- Put up a bigger antenna higher up. Small antennas down low do well for the typical single-hop sporadic E openings with their relatively strong signals and high elevation angles. For long haul DX experienced operators generally agree you need something more to increase your probability of success. Just a few db can make a big impact since most DX openings are marginal.
- Enter a contest. This is one way refresh the enjoyment of working the same old stations again. Consider especially the ARRL June VHF and CQ WW VHF contests occur during the E season peak. You might even become enthusiastic enough to become a rover and activate a nearby rare grid square.
- Study propagation science to understand the beast you are contending with. K9LA has some good information on VHF propagation on his web site, with links to other material. Even Wikipedia will point you to numerous scientific references.
- Exploit services around the internet. For example, DXMAPS has near real time plots of sporadic E MUF across the globe. Real time chat can be found at ON4KST.
- Go digital. There is an increasing amount of JT65 activity on 50.276 MHz where despite marginal openings or poor antennas successful QSOs at negative SNR are common. This is on my list of things to try sometime in the future.
If you decide to wait keep in mind that cycle 24 was a bust for 6 meter F layer propagation at this latitude. Cycle 25 might not be much better. I doubt that I will live to see another solar cycle that compares to what I experienced in 1989, based on long term predictions of solar activity. Instead I try to appreciate sporadic E, no matter how whimsical it may be.
I'm staying on 6
Don't be misled by negative points I've written in this article. Despite everything 6 meters is a lot of fun, a challenge and offers an opportunity to learn more about propagation science. Just be wary since too much of a good thing often turns bad.
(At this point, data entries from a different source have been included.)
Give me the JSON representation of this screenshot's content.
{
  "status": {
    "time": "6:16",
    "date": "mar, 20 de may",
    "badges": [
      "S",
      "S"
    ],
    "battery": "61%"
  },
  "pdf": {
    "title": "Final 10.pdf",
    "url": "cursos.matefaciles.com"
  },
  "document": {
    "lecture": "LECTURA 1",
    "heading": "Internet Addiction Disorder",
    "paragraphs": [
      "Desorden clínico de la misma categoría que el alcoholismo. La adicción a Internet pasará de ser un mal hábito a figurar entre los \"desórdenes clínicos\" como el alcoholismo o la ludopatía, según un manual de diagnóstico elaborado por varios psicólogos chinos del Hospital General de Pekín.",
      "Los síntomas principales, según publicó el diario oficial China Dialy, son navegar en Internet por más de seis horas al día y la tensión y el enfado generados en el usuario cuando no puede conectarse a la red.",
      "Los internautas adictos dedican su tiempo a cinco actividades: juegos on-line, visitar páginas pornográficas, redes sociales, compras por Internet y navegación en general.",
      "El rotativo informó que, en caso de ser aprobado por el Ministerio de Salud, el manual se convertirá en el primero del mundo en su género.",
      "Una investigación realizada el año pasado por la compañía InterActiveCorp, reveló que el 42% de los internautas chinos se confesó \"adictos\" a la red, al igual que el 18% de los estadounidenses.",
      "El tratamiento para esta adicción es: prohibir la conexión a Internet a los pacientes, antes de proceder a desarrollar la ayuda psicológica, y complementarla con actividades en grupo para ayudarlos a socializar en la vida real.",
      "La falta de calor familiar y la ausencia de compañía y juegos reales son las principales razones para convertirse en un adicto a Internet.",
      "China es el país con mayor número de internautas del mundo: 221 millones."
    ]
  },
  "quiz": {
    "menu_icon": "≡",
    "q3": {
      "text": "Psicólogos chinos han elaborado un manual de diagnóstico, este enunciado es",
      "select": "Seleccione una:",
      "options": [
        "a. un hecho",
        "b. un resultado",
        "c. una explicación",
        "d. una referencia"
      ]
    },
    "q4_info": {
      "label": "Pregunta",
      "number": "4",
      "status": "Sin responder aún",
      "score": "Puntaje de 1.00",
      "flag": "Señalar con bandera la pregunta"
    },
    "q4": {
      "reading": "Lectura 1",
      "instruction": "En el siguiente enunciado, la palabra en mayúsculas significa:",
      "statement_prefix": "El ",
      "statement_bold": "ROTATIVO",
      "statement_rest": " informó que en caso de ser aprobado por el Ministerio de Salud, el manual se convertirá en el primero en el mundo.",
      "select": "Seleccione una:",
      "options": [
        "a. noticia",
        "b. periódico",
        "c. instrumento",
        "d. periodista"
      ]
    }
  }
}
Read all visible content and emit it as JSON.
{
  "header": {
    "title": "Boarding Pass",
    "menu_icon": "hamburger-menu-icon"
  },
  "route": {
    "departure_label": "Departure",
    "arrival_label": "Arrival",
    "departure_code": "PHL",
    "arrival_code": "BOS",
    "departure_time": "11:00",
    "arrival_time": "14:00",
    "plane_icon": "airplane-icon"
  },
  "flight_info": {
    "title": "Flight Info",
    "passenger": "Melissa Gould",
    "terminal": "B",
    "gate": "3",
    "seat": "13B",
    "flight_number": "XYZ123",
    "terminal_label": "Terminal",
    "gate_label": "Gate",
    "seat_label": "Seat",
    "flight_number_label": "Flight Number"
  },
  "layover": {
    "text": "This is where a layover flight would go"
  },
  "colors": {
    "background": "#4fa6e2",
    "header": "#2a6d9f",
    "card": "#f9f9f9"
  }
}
6 meters is definitely planned for my next station. Initially I expect to refurbish my venerable Cushcraft A50-6 (purchased new in 1985). That will likely be the subject of a future article in which I strive to improve the antenna's performance. I initially plan to have it 20 to 25 meters high, depending on towers and placement of higher-priority HF antennas. I have a 40 meter long run of Andrews LDF7-50A Heliax ready to go.
Once I have a feel for antennas at various heights versus propagation modes I will settle on a more permanent arrangement. I expect to be on 6 meters for a long time to come. Occasional bouts of frustration can be dealt with by pressing the band switch on the rig.